What does the law say?

Section 10 of the WorkSafe New Zealand Act 2013(external link) lays out the functions of WorkSafe. For the purposes of this document, the key functions are:

  • monitor and enforce compliance with relevant health and safety legislation
  • provide guidance, advice and information to persons who have duties under relevant health and safety legislation and to the public
  • promote and co-ordinate the implementation of health and safety  initiatives  by  establishing partnerships or collaborating with other agencies or interested persons in a coherent, effective and efficient way.

Section 35 of HSWA also allows WorkSafe to have regard for duties imposed under other enactments when deciding whether someone has satisfied their obligations under HSWA[4]

What factors will WorkSafe consider when deciding whether to intervene?

Where there is a matter that falls within the jurisdiction of HSWA along with other legislation or regulations, WorkSafe will consider whether intervening in the matter would assist us to deliver on our purpose and functions. If it would not, then WorkSafe will not take any action.

If an intervention would assist WorkSafe to deliver on its purpose and functions, we will then consider whether WorkSafe or another agency is best placed to intervene.

In this context, ‘best placed’ means:

  • there is legislation or regulations designed and intended to address the matter
  • the functions of another agency make them better suited to address the matter
  • another agency has better tools to influence behaviour with the aim of reducing future risk
  • the other agency has skills or competencies that enable them to better exercise professional judgement about the most effective way to address the matter
  • the other agency has ability, through exercising their powers, to influence the health and safety performance of those duty-holders under their oversight. For instance, do they have a statutory ability to investigate issues?

Where WorkSafe considers that another agency is best placed, we will engage with them. As part of a collaborative regulatory approach, we will also consider whether there are any work health and safety  matters that may not be resolved by the actions of another agency. Where that is the case, WorkSafe will consider whether collaborative or parallel regulatory intervention is required.

The intent of this position is to ensure that any intervention is being carried out by the agency best placed to influence. expectations on PCBUs continue to be set by the responsible regulator.

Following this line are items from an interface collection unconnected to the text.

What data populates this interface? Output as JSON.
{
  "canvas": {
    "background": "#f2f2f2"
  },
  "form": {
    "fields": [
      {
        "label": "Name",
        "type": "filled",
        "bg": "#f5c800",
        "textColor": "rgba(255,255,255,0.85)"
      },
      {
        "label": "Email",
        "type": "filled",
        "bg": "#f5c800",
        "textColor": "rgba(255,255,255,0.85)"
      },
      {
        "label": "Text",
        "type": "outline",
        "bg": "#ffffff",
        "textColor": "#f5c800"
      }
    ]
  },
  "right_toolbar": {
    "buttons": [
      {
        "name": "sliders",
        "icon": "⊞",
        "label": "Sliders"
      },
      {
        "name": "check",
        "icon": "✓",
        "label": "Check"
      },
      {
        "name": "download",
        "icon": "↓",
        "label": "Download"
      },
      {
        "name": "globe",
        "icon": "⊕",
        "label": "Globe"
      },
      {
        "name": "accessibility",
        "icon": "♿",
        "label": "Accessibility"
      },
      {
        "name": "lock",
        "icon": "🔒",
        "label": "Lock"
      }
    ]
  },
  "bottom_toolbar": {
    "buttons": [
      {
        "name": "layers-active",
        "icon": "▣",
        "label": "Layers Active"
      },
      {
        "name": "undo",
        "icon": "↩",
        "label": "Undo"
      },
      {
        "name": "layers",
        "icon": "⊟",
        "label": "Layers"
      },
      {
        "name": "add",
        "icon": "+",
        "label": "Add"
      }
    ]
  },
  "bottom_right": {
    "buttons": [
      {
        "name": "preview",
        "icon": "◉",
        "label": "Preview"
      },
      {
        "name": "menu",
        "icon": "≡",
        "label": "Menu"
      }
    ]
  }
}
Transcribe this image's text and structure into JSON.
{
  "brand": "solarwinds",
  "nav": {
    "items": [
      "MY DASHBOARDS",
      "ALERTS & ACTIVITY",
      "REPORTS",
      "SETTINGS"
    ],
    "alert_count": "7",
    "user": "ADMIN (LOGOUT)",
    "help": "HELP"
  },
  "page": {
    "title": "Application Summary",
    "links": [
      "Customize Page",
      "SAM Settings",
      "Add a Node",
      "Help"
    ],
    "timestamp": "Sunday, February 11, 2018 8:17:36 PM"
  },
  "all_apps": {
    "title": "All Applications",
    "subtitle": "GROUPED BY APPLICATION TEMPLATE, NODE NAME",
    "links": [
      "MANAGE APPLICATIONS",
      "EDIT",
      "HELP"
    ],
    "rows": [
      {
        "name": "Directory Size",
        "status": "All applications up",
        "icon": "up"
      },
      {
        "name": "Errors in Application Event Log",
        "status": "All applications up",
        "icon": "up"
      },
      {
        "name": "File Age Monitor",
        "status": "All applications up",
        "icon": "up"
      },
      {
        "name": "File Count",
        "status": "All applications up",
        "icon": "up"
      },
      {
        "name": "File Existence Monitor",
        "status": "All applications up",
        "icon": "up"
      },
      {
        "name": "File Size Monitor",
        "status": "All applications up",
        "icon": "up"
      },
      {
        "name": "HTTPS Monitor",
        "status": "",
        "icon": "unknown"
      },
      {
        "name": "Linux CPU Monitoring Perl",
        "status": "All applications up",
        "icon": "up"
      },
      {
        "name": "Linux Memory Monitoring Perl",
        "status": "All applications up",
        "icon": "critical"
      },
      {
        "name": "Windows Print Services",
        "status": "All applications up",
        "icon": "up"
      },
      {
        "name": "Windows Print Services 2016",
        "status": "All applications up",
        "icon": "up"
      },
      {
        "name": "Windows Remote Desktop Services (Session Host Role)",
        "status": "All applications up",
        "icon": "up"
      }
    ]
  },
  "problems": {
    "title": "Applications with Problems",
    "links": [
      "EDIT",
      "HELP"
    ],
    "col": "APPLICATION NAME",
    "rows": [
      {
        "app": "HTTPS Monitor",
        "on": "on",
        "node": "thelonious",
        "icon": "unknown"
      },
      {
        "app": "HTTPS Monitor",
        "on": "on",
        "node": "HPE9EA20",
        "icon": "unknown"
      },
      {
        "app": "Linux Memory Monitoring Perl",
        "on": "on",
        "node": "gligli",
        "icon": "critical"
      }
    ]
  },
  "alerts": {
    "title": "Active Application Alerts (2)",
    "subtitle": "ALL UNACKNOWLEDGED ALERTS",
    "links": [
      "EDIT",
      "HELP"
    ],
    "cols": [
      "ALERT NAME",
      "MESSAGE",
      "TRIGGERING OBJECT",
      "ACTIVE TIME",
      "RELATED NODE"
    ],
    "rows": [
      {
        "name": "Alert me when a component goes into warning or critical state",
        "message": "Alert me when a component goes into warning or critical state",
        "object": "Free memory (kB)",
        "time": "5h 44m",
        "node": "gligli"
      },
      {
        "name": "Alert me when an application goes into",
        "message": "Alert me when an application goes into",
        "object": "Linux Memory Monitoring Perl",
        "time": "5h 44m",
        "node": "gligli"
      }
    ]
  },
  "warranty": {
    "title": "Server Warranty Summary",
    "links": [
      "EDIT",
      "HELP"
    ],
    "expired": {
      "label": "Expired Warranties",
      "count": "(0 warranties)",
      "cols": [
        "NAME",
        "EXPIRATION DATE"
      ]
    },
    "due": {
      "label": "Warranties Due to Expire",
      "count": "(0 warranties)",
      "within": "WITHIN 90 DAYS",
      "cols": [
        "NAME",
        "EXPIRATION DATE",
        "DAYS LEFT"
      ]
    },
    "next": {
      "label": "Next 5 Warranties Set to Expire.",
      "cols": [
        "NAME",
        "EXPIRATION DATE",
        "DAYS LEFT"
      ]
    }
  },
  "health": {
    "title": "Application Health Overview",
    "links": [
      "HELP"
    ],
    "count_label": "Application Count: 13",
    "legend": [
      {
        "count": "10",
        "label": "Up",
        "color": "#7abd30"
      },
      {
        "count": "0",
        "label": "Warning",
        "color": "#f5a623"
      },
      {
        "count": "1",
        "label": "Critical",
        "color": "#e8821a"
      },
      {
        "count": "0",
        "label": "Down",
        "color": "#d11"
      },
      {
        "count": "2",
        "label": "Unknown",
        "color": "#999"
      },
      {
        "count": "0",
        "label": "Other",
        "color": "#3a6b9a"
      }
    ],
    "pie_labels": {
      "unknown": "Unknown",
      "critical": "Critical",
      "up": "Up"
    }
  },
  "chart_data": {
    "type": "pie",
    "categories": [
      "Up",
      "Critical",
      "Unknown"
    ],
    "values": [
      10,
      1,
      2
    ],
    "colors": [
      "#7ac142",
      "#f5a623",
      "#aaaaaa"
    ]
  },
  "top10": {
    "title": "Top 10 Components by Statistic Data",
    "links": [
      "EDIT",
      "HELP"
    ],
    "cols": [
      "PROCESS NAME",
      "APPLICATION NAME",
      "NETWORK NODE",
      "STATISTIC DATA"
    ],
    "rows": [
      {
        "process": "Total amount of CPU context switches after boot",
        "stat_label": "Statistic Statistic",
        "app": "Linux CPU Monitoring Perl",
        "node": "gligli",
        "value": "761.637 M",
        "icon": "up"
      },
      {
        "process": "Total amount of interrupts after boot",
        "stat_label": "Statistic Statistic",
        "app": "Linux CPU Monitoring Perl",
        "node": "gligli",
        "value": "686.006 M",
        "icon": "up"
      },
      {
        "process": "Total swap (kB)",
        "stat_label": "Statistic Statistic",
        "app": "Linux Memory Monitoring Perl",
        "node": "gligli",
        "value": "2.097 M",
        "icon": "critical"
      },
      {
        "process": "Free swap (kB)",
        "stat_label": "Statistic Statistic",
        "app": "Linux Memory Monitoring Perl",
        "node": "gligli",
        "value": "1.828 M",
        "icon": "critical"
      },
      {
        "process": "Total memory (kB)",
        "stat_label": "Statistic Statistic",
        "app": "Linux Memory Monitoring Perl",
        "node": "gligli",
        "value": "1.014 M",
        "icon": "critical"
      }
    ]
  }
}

As the primary work health and safety regulator, WorkSafe may intervene in any matter that falls within the scope of HSWA or other legislation that WorkSafe is responsible for (unless it is covered by a designation). WorkSafe may also revisit any matter where we have previously decided not to intervene depending on the circumstances (for example, if new information is uncovered).

Agreements and Memoranda of Understanding

Where WorkSafe has significant interaction with another agency, it may be appropriate to set up an agreement or Memorandum of Understanding to guide those interactions, balance the priorities of both organisations, and to ensure that any potential gaps or overlaps are accounted for. These agreements will take this position into account.

[1] The term ‘Intervene’ covers the full range of WorkSafe’s activities, from investigations and prosecutions to guidance and educational campaigns.

[2] For the purposes of this document, ‘agency’ means any core government department, Crown entity/Agent other than WorkSafe or oversight body that is empowered by legislation to monitor compliance and carry out enforcement activities.

[3] A ‘Person Conducting a Business or Undertaking’ has a number of duties under HSWA.

[4] WorkSafe also has responsibilities under the Hazardous Substances and New Organisms Act 1996, the Electricity Act 1992 and the Gas Act 1992.